Monthly Archives: April 2012

Read: Brave new world by Aldous Huxley


Continuing on with my sic-fi kick, I finished Brave new world this lovely afternoon on the sunny porch–a paradoxical setting indeed for such a book.

Wow. I’m still stunned by not only the ideas, plot, and characters but even more so by the execution. This is an instant favorite of mine now. Huxley meant for this novel to be a work of art, something that the society he writes about would ban and despise.The language is an artistic object of beauty, describing people and a civilization that detest that very notion. Brilliant.

In that sense, it reminds me very much of Lolita by Vladimir Nabokov; the difficult topic and content are embellished and showcased with such a mastery of language that you can get caught up in the stunning language while it jars your perceptions of what you are reading. For some, both books might be too tough to get through, yet they are well-worth any squeamishness that may cause.
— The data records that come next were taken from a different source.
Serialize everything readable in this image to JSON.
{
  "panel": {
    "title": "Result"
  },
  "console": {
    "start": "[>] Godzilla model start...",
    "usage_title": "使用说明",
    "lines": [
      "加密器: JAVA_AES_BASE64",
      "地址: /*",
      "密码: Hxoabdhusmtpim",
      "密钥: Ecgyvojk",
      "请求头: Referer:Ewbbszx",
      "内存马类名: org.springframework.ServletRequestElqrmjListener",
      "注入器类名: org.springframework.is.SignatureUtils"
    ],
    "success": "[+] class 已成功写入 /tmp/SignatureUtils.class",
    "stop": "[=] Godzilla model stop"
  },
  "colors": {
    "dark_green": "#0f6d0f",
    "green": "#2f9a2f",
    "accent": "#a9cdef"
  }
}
Oddly enough, I started both books previously and put them down early on, being appalled at first. However, since they are classics, I returned to each in turn and am very glad I gave them a second chance and stuck them out. These will definitely make my “re-read” list–perhaps when this current challenge is over, I’ll post about that.
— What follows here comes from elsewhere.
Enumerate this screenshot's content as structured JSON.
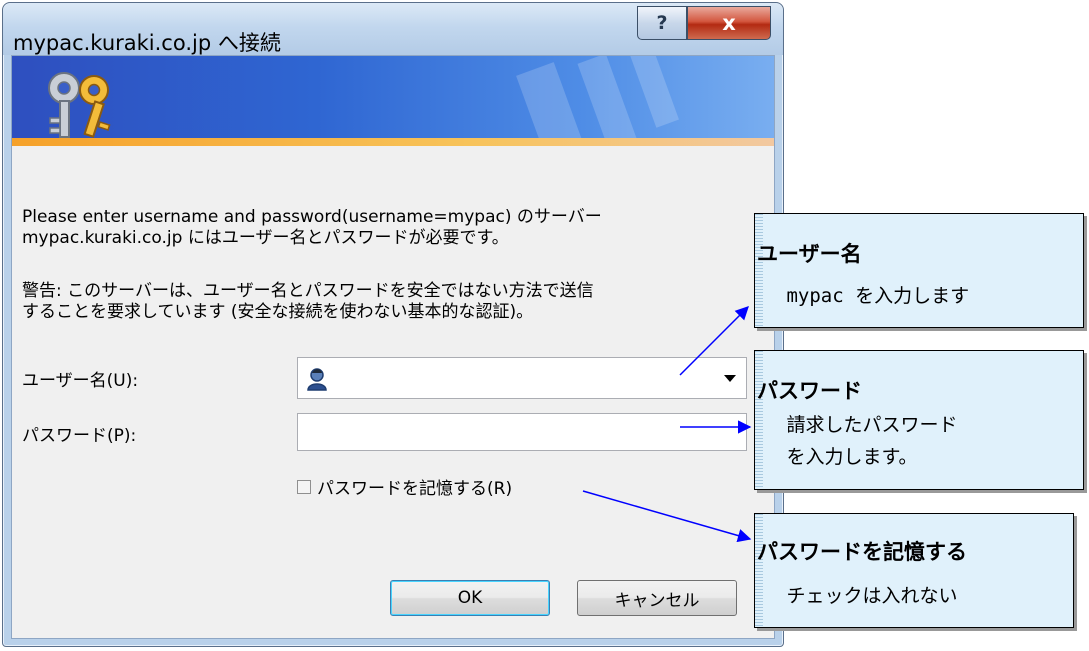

This book is fairly recent to my bookshelf. The copy I tried to read before was a library book. I found this one on sale, due to minor spine damage, at a bookstore in Wooster, Ohio. It called out to me,what can I say? Really, it taunted, as in “Sure, the English major librarian still hasn’t read me” tone. And of course, 1984 and Ana Karenina jumped onto the counter that day as well–they’re coming up soon, promise. The mistake was walking into the bookstore in the first place but I’m very glad I did! Haven’t been back since, though, and don’t plan to until I’m done reading what I have now.

A few weeks ago, I stumbled onto a cool website that posts unique letters sent to, from, or about famous people. The letter Aldous Huxley sent George Orwell prompted me to pick up this book next and sets me up for my next one already, you guessed it, 1984. Clearly, Huxley thinks his future is more likely than Orwell’s, so I had to see what all this is about, hence back-to-back readings. I’m sure getting my sci-fi fix now!

Recommended: Definitely! No matter what your tastes, this is an amazing, thought-provoking book that everyone should read, especially in this consumerist era.

Infinite update: same place. Alright, by next post I’ll move that bookmark forward a ways! This is ridiculous.

Note: :/ Sorry about the sideways pic again–any suggestions on how to post it vertical? I’ll have to look into this now and try to fix it for next post.


Read: Neuromancer by William Gibson


Last week kept me busy with posting to my other blog, so even though I finished this book then this post got delayed until now. And with the gloomy, extremely windy weather outside tonight, it’s a perfect time to blog and read more books!

Neuromancer by William Gibson, make sure that is neuro-mancer and not necro-mancer which autocorrect thinks it should be, is a sci-fi action novel famous for the genre cyberpunk. If you don’t know what that is, it is what it sounds like: futuristic wired-in (as in Internet) dystopia.

My love of Robert Heinlein fed my collection of other sci-fi works, and of them this novel is well-known. The best way to describe it in comparison to other fiction works is to juxtapose A clockwork orange with Do androids dream of electric sheep? First, Clockwork because Gibson creates his own setting in which new terms and ideas remained unexplained throughout the word and the reader has to figure out and cobble them together as the story progresses; with both books, I feel I missed a lot on the first read and when I finished each, I had an urge to start them again–they could easily be re-read repeatedly with new discoveries with each reading it seems. It is like Androids because of its pulp fiction, action-adventure, movie-script-feel; they both are visual novels that readers can easily watch in their heads like movies, especially since the works are not as concerned about the language and beauty of the writing. However, there are some breath-catching lines that make you pause, either for their diction or meaning. The opening line is just that:

The sky above the port was the color of television, tuned to a dead channel.

Would I recommend this novel? Only if you like this sort of work. I know many people who would dislike or not care for it, while I know some who would be crazy for it.

Now that I’ve dipped my toes back into sci-fi, my tastebuds crave more–and there are several more books of that type waiting on my bookshelf. Remember?

Next up are a couple of sci-fi classics. You’ll just have to wait for the next post to find out more!

Infinite update: p. 95, footnote 43. Another puzzle piece examined yet not much further along. Although the next section looks to get us back to the tennis school, where most of the action occurs so who knows, maybe I’ll pass page 100 by the next post and be cruising right along for the next 800+ pages.